Copy every line below that has the word "items" in it.

- Data excerpts
((
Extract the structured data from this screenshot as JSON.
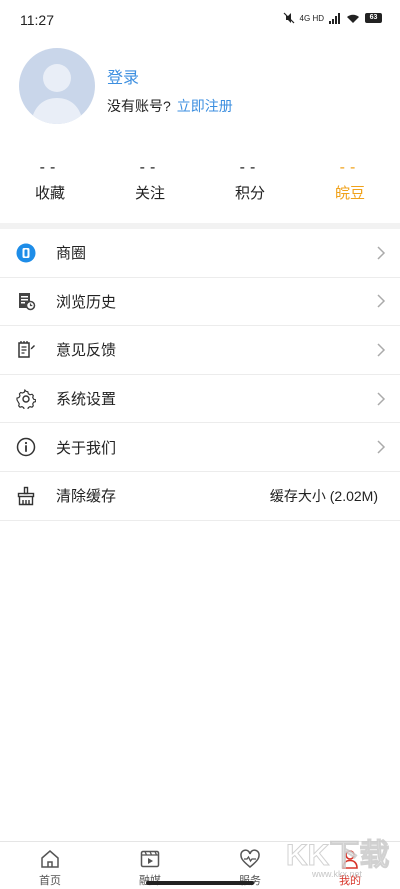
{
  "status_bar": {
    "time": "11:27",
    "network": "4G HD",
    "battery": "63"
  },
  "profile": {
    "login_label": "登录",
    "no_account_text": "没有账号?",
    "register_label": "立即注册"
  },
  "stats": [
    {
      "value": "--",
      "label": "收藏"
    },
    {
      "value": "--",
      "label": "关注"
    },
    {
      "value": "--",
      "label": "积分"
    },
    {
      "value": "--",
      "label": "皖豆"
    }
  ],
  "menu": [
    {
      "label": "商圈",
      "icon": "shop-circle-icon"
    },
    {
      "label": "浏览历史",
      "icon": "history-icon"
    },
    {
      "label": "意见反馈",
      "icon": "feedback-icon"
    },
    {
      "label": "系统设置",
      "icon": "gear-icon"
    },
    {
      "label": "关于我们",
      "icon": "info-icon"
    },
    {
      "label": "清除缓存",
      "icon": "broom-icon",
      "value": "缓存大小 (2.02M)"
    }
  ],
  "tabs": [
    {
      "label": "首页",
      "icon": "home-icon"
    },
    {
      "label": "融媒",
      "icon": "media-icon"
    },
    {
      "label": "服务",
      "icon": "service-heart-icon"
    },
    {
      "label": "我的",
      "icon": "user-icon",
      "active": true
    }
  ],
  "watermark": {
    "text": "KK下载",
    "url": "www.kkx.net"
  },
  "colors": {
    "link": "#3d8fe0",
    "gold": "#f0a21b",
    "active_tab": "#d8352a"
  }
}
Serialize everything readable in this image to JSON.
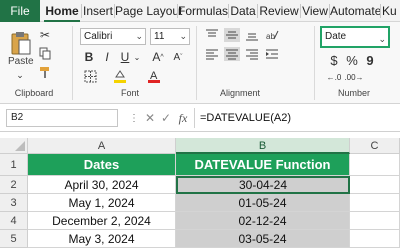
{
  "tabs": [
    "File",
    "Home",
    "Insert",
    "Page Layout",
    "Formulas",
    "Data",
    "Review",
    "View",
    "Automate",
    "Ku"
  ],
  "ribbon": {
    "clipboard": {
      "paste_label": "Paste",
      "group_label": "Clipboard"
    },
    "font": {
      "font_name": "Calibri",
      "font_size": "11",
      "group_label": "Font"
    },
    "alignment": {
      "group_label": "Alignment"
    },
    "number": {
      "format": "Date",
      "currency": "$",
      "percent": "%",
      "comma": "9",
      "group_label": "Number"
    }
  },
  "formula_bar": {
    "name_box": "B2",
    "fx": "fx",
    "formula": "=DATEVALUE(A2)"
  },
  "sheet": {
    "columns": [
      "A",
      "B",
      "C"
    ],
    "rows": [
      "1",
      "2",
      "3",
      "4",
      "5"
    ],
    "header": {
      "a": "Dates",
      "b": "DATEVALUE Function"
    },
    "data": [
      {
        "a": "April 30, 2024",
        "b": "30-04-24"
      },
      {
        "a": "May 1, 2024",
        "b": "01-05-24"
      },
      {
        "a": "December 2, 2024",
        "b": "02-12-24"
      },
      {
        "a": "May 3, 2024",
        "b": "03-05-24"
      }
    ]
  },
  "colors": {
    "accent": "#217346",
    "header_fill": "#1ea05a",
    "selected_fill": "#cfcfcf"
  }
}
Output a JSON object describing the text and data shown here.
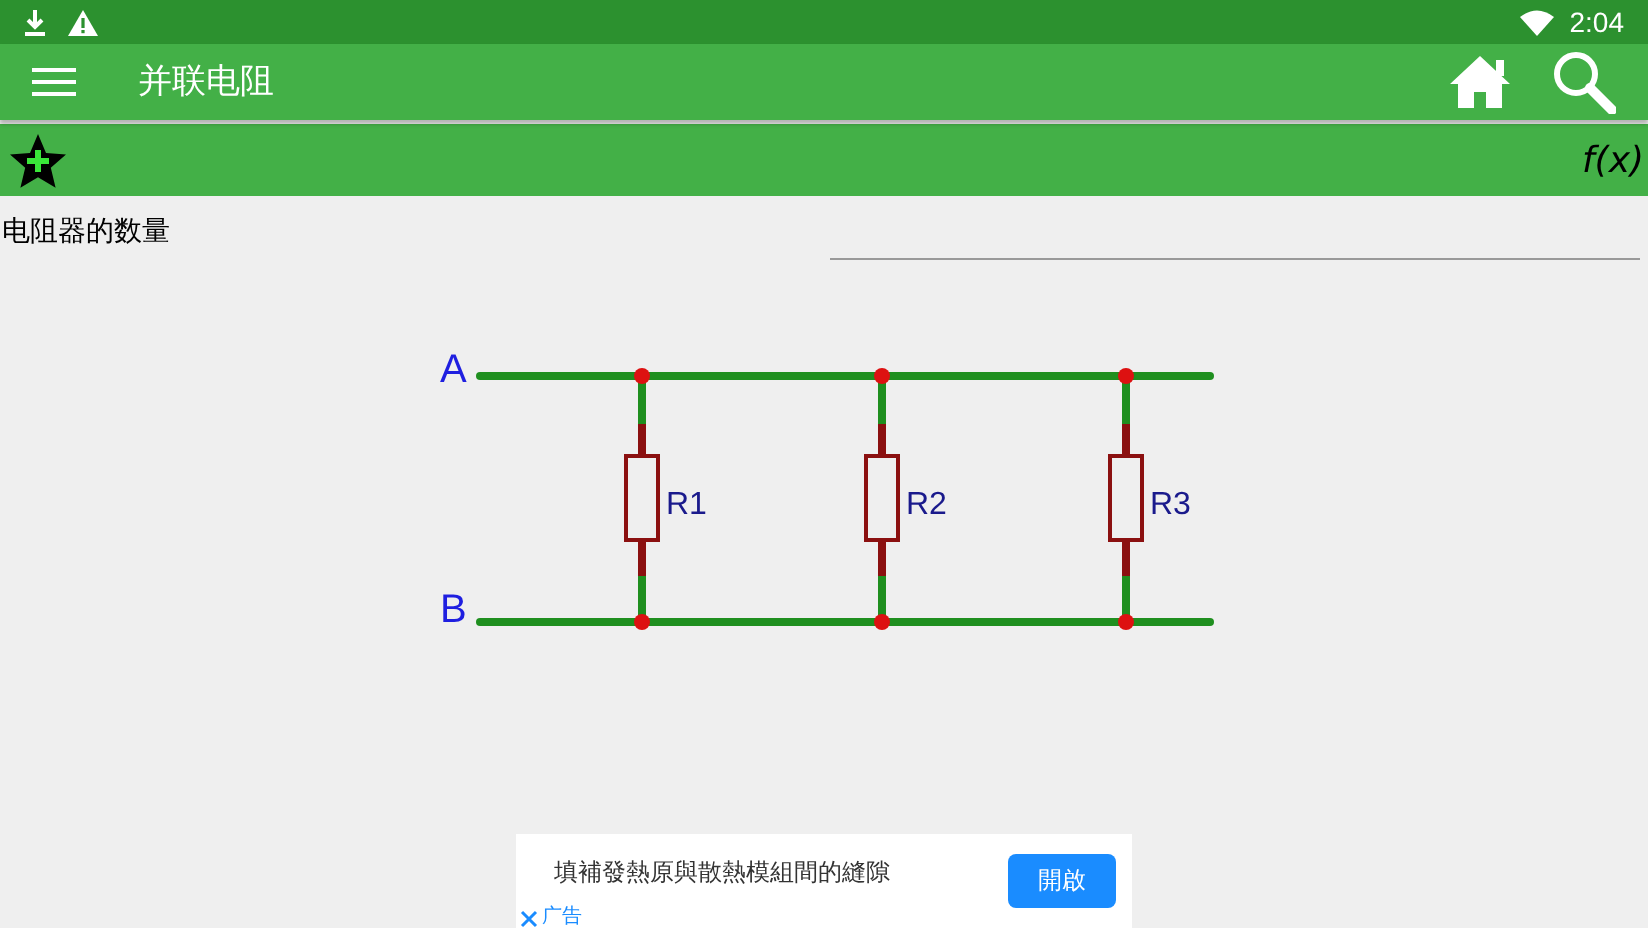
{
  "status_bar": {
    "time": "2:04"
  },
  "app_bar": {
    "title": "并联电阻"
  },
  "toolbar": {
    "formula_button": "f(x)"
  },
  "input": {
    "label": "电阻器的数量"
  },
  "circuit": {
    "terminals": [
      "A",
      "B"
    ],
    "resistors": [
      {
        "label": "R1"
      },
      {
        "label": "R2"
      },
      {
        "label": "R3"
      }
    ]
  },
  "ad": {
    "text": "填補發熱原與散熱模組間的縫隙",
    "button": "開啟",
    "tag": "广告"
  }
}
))
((
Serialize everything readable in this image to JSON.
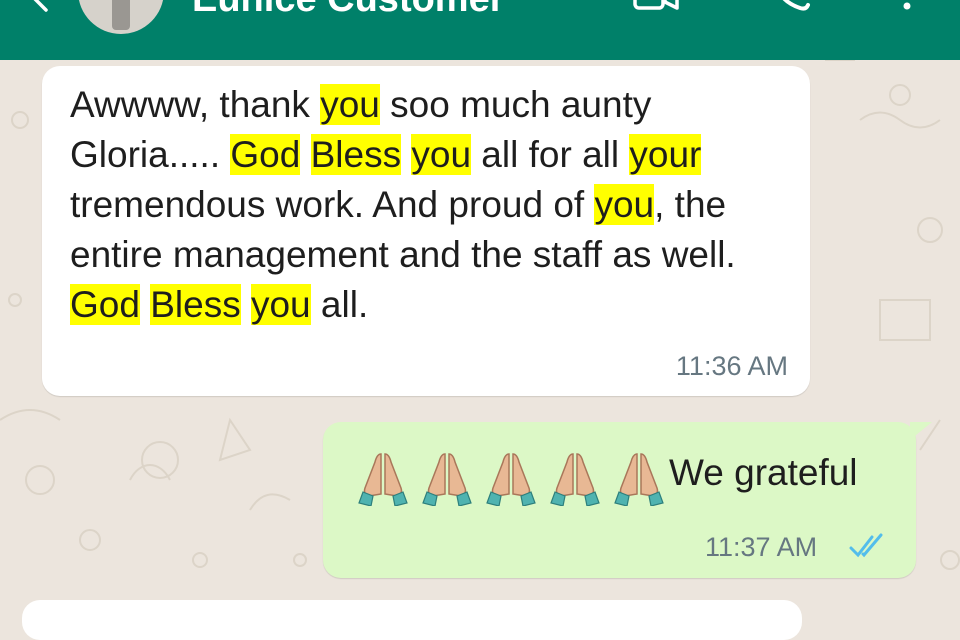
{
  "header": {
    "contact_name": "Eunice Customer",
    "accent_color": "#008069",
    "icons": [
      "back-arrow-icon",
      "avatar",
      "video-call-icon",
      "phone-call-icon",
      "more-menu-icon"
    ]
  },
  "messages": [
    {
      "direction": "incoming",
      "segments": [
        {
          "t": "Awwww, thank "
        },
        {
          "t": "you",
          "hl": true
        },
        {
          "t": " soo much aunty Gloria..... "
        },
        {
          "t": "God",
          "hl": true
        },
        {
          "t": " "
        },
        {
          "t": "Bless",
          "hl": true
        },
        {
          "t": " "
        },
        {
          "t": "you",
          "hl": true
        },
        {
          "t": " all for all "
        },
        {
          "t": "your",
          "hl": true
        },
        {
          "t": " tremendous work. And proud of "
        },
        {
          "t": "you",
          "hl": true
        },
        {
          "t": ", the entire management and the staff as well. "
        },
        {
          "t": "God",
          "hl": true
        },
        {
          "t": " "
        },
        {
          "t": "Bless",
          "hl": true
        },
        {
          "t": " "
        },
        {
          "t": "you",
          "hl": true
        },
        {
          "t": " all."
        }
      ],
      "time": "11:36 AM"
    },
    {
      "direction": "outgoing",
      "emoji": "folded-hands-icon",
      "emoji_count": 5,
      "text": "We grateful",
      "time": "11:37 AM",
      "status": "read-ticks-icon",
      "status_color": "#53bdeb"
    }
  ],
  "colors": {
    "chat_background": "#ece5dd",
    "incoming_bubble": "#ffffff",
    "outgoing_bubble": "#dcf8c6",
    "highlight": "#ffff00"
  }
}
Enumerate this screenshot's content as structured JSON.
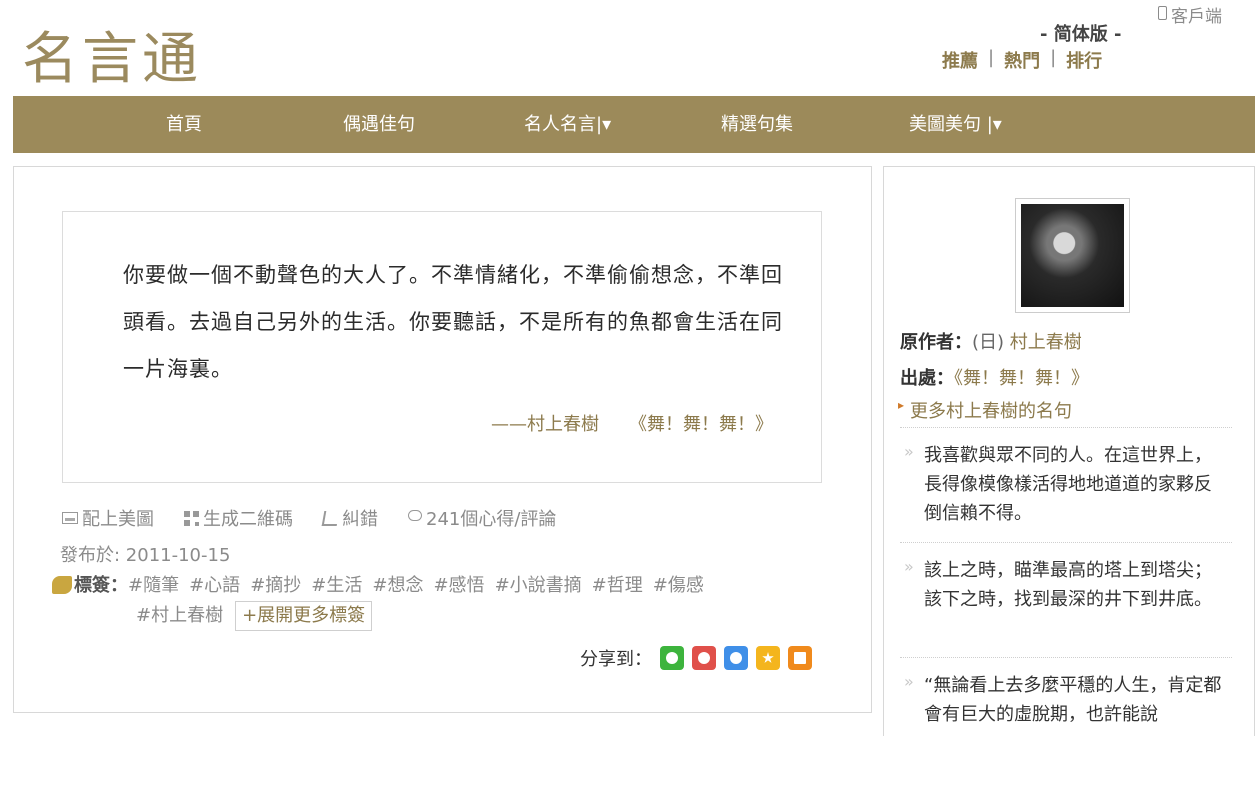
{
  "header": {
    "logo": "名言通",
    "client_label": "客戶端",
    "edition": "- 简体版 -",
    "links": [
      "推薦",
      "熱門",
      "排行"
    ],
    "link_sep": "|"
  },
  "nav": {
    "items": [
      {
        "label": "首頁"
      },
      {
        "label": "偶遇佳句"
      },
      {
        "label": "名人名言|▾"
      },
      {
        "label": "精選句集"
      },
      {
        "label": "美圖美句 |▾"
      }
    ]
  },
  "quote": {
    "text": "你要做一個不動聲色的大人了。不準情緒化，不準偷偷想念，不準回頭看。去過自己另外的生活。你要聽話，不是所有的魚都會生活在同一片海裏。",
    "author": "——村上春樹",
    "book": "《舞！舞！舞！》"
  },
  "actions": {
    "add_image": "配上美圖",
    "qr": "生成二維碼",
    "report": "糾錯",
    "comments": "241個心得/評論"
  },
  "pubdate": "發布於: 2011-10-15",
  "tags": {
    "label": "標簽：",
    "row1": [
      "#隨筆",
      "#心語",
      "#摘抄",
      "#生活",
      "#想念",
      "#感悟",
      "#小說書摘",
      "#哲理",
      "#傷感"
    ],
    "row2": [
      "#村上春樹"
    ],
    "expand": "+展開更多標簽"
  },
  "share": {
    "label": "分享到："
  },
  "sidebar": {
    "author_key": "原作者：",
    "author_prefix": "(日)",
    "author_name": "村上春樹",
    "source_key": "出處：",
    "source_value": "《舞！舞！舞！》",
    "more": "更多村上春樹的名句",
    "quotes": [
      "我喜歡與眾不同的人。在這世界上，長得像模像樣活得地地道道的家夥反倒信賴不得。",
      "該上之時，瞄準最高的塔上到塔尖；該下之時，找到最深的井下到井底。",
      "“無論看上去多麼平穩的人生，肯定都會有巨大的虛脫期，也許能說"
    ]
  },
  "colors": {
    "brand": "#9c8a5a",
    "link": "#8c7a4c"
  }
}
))
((
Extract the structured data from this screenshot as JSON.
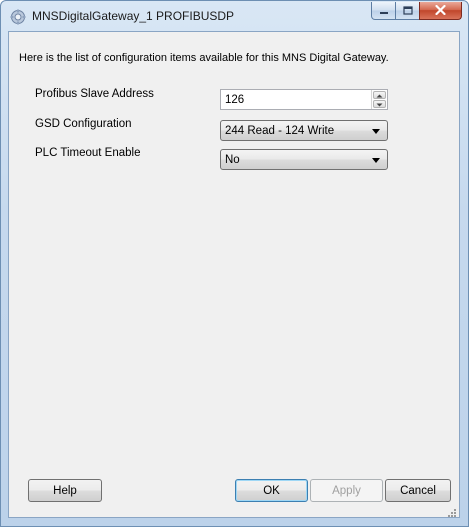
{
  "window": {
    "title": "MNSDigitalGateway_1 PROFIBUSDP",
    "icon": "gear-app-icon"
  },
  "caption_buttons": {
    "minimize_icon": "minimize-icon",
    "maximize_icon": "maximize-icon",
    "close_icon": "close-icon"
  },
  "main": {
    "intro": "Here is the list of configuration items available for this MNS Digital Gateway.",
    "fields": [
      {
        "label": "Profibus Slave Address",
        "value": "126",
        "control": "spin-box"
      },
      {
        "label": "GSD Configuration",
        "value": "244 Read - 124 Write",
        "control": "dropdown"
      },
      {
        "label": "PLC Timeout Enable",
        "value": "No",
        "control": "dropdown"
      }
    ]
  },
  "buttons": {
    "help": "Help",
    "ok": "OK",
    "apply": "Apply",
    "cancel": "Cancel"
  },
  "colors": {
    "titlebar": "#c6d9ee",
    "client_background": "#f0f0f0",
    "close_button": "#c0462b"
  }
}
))
- Finished exercise
    "items": [
    "intro": "Here is the list of configuration items available for this MNS Digital Gateway.",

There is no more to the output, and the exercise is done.